*Task goal*: Could you repeat all of the entries word for word, minus any pictures?

Given entries Start Marker

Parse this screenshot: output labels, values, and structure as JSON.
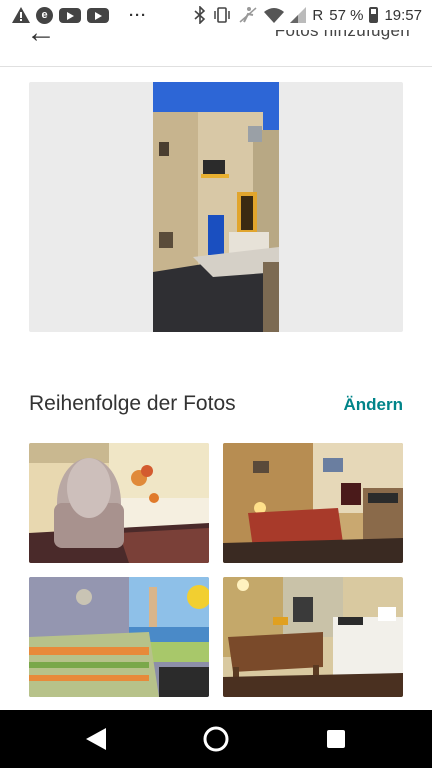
{
  "status_bar": {
    "carrier_indicator": "R",
    "battery_percent": "57 %",
    "time": "19:57",
    "more_label": "···",
    "icons": [
      "warning-icon",
      "circle-e-icon",
      "youtube-icon",
      "youtube-icon",
      "bluetooth-icon",
      "vibrate-icon",
      "no-accessibility-icon",
      "wifi-icon",
      "signal-icon",
      "battery-icon"
    ]
  },
  "header": {
    "back_icon": "arrow-left-icon",
    "action_label": "Fotos hinzufügen"
  },
  "main_photo": {
    "alt_icon": "house-photo"
  },
  "photo_order": {
    "title": "Reihenfolge der Fotos",
    "change_label": "Ändern",
    "accent_color": "#008489"
  },
  "thumbnails": [
    "armchair-photo",
    "dining-room-photo",
    "bedroom-photo",
    "kitchen-photo"
  ],
  "nav_bar": {
    "icons": [
      "back-triangle-icon",
      "home-circle-icon",
      "recents-square-icon"
    ]
  }
}
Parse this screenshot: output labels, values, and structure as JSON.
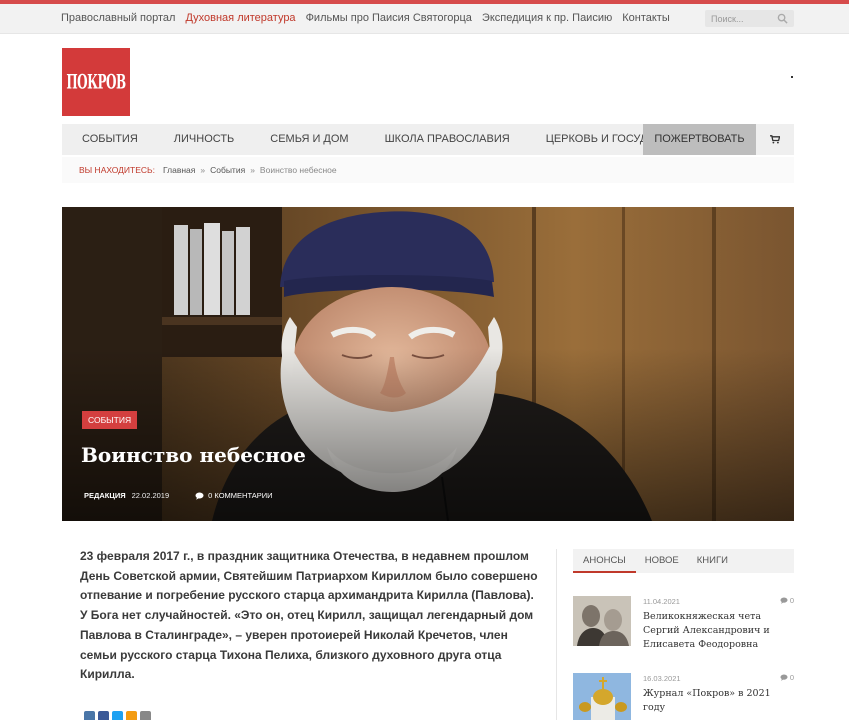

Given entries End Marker

*Task result*:
Parse this screenshot: output labels, values, and structure as JSON.
{
  "status_bar": {
    "carrier_indicator": "R",
    "battery_percent": "57 %",
    "time": "19:57",
    "more_label": "···",
    "icons": [
      "warning-icon",
      "circle-e-icon",
      "youtube-icon",
      "youtube-icon",
      "bluetooth-icon",
      "vibrate-icon",
      "no-accessibility-icon",
      "wifi-icon",
      "signal-icon",
      "battery-icon"
    ]
  },
  "header": {
    "back_icon": "arrow-left-icon",
    "action_label": "Fotos hinzufügen"
  },
  "main_photo": {
    "alt_icon": "house-photo"
  },
  "photo_order": {
    "title": "Reihenfolge der Fotos",
    "change_label": "Ändern",
    "accent_color": "#008489"
  },
  "thumbnails": [
    "armchair-photo",
    "dining-room-photo",
    "bedroom-photo",
    "kitchen-photo"
  ],
  "nav_bar": {
    "icons": [
      "back-triangle-icon",
      "home-circle-icon",
      "recents-square-icon"
    ]
  }
}
Parse this screenshot: output labels, values, and structure as JSON.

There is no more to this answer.